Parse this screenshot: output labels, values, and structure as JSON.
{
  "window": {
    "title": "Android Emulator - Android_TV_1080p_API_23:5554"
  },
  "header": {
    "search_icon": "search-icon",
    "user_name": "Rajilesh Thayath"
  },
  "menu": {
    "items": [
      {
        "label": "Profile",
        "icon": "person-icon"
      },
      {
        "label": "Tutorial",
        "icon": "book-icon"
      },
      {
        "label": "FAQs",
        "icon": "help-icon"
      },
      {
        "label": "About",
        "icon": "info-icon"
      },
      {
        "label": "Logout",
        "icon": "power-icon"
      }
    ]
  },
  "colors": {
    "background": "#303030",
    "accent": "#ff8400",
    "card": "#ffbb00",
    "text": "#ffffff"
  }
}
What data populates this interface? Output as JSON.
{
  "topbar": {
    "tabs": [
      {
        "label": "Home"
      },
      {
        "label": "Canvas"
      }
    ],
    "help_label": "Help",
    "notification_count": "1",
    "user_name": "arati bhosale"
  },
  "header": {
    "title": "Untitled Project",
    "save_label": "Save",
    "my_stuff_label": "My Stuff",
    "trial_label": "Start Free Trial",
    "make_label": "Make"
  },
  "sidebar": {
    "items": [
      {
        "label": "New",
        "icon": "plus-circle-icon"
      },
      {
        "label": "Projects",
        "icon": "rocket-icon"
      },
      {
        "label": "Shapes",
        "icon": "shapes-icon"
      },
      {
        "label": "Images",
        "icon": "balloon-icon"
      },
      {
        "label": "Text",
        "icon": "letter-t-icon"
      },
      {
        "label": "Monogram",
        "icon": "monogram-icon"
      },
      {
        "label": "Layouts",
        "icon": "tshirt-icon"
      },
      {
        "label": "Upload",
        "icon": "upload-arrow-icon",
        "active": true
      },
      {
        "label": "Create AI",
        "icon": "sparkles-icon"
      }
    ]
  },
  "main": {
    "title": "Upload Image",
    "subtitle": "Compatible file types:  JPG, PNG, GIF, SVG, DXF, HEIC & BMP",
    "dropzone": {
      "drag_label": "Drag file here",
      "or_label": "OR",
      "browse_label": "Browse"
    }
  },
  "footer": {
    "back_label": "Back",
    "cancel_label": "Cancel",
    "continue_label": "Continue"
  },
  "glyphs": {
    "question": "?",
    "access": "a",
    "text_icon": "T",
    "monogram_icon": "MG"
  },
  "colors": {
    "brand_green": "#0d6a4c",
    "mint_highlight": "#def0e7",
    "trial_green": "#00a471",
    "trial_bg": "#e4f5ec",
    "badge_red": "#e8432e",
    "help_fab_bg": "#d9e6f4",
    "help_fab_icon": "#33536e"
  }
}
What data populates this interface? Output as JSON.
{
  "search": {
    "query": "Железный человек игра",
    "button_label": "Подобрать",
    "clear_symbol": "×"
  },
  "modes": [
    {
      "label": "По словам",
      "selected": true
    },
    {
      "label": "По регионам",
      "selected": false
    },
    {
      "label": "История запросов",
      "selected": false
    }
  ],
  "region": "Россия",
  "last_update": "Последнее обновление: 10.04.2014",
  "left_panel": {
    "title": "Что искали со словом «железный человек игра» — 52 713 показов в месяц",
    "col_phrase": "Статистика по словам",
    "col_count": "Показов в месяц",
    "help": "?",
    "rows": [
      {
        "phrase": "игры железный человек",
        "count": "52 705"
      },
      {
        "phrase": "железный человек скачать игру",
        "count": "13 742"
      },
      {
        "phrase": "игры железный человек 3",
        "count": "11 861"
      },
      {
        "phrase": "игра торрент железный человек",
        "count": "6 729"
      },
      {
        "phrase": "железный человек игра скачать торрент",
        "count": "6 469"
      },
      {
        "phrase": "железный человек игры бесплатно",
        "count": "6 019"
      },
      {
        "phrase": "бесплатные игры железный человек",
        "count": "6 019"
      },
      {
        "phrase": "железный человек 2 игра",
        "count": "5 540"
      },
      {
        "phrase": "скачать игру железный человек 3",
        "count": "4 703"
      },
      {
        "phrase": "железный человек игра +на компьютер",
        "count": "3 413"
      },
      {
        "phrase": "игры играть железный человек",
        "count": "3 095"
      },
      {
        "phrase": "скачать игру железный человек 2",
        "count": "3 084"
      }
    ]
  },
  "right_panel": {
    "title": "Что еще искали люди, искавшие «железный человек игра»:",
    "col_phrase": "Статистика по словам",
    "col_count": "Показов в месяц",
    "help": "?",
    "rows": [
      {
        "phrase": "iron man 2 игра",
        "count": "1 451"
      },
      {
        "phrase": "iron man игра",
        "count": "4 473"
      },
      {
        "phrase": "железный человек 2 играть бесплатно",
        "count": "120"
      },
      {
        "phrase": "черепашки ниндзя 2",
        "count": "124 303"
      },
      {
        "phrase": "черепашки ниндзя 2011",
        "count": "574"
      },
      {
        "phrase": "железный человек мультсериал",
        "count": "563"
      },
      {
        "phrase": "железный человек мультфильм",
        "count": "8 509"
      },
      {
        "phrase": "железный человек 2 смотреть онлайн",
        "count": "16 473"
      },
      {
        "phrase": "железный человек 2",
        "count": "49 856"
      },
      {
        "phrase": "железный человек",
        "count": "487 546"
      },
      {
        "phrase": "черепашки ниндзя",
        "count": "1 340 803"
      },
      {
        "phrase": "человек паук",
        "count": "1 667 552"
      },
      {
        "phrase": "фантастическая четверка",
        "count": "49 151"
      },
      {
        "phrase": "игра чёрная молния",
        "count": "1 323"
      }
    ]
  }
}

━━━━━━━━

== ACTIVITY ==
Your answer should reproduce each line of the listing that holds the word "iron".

== OUTPUT OF THE EXERCISE ==
        "phrase": "iron man 2 игра",
        "phrase": "iron man игра",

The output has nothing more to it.